WHAT YOU NEED TO DO »
The lines to copy are those holding the string "Order" in the entries below.

(Web page and app entries)
┄┄┄┄┄┄┄┄┄┄
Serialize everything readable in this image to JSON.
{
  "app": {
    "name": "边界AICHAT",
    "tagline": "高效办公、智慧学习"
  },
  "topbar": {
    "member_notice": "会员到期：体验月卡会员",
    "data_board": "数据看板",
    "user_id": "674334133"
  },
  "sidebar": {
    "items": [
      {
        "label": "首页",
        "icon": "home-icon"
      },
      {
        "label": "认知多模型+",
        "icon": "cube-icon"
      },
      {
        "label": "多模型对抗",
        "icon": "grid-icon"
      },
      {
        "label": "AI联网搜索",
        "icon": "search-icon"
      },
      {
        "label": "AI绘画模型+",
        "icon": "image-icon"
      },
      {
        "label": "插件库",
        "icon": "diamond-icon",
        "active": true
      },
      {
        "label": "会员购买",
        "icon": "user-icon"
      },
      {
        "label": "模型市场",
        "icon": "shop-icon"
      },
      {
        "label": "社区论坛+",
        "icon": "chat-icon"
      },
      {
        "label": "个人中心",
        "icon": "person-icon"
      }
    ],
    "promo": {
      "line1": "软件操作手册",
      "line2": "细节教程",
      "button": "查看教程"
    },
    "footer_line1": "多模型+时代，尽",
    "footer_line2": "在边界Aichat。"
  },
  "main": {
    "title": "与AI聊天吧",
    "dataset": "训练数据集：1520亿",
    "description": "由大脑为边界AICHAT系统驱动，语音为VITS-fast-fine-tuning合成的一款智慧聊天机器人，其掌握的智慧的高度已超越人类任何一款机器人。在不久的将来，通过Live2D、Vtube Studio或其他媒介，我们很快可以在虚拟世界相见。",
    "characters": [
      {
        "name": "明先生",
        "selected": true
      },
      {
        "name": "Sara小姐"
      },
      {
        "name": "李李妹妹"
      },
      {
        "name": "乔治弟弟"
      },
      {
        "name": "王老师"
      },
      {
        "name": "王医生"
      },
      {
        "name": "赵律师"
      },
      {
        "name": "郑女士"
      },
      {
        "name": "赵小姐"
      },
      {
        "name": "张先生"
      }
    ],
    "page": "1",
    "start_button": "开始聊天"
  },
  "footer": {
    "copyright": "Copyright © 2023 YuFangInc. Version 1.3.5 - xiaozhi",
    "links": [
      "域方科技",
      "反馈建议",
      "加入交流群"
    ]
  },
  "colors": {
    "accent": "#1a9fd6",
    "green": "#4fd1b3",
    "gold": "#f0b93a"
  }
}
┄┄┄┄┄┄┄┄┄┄
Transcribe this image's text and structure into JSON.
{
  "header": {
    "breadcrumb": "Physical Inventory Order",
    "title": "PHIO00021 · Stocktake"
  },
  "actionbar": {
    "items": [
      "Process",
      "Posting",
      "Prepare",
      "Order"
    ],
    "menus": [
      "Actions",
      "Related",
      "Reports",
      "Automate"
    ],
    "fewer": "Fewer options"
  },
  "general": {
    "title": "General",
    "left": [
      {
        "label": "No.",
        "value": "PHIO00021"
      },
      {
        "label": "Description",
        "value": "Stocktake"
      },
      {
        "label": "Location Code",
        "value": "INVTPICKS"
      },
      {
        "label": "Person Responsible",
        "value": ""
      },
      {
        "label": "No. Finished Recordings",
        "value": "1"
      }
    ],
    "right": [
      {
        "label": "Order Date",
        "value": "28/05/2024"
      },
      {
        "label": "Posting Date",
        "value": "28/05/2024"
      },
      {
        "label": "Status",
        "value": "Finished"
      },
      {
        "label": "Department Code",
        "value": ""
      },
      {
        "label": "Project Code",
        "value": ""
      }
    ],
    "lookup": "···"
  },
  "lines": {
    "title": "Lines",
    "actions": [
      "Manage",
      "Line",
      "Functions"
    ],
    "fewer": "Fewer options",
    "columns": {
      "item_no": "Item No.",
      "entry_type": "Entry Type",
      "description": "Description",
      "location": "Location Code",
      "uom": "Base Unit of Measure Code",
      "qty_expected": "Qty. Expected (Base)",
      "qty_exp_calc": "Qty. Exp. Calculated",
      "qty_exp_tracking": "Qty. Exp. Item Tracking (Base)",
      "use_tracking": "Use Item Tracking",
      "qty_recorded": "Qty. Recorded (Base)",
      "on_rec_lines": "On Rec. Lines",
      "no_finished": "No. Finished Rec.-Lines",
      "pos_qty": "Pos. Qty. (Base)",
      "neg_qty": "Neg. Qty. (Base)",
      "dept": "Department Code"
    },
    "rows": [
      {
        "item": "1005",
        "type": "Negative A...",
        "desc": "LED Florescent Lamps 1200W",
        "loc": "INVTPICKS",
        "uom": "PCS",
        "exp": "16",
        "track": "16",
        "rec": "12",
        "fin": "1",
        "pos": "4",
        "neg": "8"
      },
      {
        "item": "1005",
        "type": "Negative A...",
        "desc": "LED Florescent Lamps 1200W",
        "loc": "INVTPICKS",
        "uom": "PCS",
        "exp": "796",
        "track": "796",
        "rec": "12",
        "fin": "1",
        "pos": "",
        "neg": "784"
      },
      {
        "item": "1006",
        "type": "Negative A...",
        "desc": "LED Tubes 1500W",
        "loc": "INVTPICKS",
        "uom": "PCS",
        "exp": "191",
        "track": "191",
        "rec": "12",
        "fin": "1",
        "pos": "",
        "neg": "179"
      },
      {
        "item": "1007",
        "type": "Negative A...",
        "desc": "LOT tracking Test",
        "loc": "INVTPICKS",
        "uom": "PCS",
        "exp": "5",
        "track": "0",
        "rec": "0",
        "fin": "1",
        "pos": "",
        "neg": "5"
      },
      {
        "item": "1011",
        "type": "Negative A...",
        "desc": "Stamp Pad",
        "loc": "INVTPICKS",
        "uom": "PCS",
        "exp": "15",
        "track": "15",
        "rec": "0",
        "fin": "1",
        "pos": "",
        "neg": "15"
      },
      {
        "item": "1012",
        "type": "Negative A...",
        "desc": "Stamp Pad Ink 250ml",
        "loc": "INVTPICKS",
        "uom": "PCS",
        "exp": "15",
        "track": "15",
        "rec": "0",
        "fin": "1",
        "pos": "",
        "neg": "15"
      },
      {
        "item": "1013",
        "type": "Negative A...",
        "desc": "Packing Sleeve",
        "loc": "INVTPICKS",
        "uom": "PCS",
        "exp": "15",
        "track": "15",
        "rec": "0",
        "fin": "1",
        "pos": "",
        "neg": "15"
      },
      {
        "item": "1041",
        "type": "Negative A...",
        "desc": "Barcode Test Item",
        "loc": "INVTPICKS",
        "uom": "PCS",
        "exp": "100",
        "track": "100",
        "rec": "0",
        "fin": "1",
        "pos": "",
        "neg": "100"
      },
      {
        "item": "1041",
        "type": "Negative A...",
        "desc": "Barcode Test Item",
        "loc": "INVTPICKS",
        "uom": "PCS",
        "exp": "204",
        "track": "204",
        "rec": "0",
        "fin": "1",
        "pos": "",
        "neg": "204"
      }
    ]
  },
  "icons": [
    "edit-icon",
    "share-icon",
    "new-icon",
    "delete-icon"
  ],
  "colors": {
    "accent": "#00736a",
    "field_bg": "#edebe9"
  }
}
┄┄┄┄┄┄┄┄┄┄
WRITTEN SOLUTION »
    "breadcrumb": "Physical Inventory Order",
      "Order"
        "label": "Order Date",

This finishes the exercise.